The chief executive of MetLife Inc. saw his pay package rise by 39 percent last year, as the insurer recovered from steep investment losses and moved to significantly expand its presence overseas.
CEO Robert Henrikson received compensation of $13.9 million in 2010, up from $9.98 million in 2009, according to an Associate Press calculation based on a regulatory filing.
His base salary of $1 million was unchanged from the previous year. However, his performance-based pay rose to $4.5 million from $3.5 million. His stock and options rewards rose to $8 million, from $5.2 million the previous year.
Henrikson, 63 years old, also got $346,574 in personal perks and contributions to a savings and retirement program in 2010.
The Associated Press calculated Henrikson's pay based on filings with the Securities and Exchange Commission.
The AP's formula includes salary, bonus, incentives, perks, above-market returns on deferred compensation and the estimated value of stock options and awards as of the day they were granted. The calculation excludes changes in the present value of pension benefits, making the AP total different in most cases than the total reported by companies to regulators.
The big raise for Henrikson in 2010 came as MetLife saw its investment losses ease dramatically. The company's stock ended the year up 26 percent at $44.44, according to FactSet. By comparison, the Standard & Poor's 500 gained 15.1 percent.
For the full year, MetLife reported earnings of $2.67 billion. That's compared with a loss of $2.37 billion in 2009. The year-earlier results reflect $2.91 billion in investment losses and $4.87 billion in derivative losses.
MetLife uses derivatives _ contracts whose values depend on the financial performance of underlying assets _ to hedge its exposure to risks, such as changes in interest rates and fluctuations in foreign currencies.
MetLife also completed its $16.2 billion purchase of American Life Insurance Co., or Alico, from insurance giant American International Group Inc. The purchase marked the largest acquisition in the company's history.
Alico, which operates in more than 50 countries, is expected to help MetLife expand in Japan, Europe, the Middle East and Latin America.
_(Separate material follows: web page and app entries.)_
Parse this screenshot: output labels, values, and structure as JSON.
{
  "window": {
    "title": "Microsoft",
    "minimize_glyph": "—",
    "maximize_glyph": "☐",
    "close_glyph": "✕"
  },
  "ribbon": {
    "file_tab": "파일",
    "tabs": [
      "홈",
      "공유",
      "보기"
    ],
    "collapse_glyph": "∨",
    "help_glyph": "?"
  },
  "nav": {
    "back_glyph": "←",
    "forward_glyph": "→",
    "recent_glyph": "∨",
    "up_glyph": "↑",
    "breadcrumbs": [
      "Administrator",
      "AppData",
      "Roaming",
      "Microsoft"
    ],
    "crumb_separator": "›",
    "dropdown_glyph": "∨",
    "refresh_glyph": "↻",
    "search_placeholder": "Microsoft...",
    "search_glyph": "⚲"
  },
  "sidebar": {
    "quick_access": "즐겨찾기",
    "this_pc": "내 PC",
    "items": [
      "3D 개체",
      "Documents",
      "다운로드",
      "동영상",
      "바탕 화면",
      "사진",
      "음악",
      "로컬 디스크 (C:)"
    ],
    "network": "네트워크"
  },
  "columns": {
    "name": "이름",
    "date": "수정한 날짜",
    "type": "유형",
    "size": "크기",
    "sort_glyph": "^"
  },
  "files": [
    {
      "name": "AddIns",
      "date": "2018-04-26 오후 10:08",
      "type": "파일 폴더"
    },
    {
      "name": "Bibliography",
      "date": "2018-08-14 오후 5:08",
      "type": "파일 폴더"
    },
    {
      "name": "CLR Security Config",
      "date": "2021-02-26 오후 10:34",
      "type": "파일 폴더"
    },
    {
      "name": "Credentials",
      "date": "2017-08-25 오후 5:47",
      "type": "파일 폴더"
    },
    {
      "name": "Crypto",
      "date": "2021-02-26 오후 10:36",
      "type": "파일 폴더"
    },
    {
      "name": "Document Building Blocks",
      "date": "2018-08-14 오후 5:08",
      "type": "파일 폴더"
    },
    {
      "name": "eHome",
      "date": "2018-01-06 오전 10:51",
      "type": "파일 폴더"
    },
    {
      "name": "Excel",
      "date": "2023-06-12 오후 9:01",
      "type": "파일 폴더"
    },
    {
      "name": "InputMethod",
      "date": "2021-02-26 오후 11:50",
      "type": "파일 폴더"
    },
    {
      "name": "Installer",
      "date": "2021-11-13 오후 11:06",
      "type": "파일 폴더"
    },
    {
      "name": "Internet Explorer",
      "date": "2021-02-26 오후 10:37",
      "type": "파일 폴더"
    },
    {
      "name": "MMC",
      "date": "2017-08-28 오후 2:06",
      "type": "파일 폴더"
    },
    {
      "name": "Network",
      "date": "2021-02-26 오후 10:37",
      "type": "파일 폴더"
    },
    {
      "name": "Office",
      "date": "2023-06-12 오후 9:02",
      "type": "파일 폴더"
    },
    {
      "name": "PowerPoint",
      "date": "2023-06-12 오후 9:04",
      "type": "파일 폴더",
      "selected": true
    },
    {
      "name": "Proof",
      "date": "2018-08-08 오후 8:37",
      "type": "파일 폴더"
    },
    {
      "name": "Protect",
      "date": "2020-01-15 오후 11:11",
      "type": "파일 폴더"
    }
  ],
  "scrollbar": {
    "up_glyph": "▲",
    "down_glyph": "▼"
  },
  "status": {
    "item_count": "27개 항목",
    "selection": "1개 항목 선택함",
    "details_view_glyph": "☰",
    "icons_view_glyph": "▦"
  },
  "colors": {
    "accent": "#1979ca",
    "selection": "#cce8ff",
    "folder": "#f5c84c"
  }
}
In the regulatory filing, MetLife noted that the deal "transformed MetLife into a global competitor." The company said it now expects to generate 30 percent of its premiums, fees, and other revenues and 40 percent of its operating earnings in 2011 from outside the United States.
MetLife will hold its annual shareholder meeting April 26 in New York.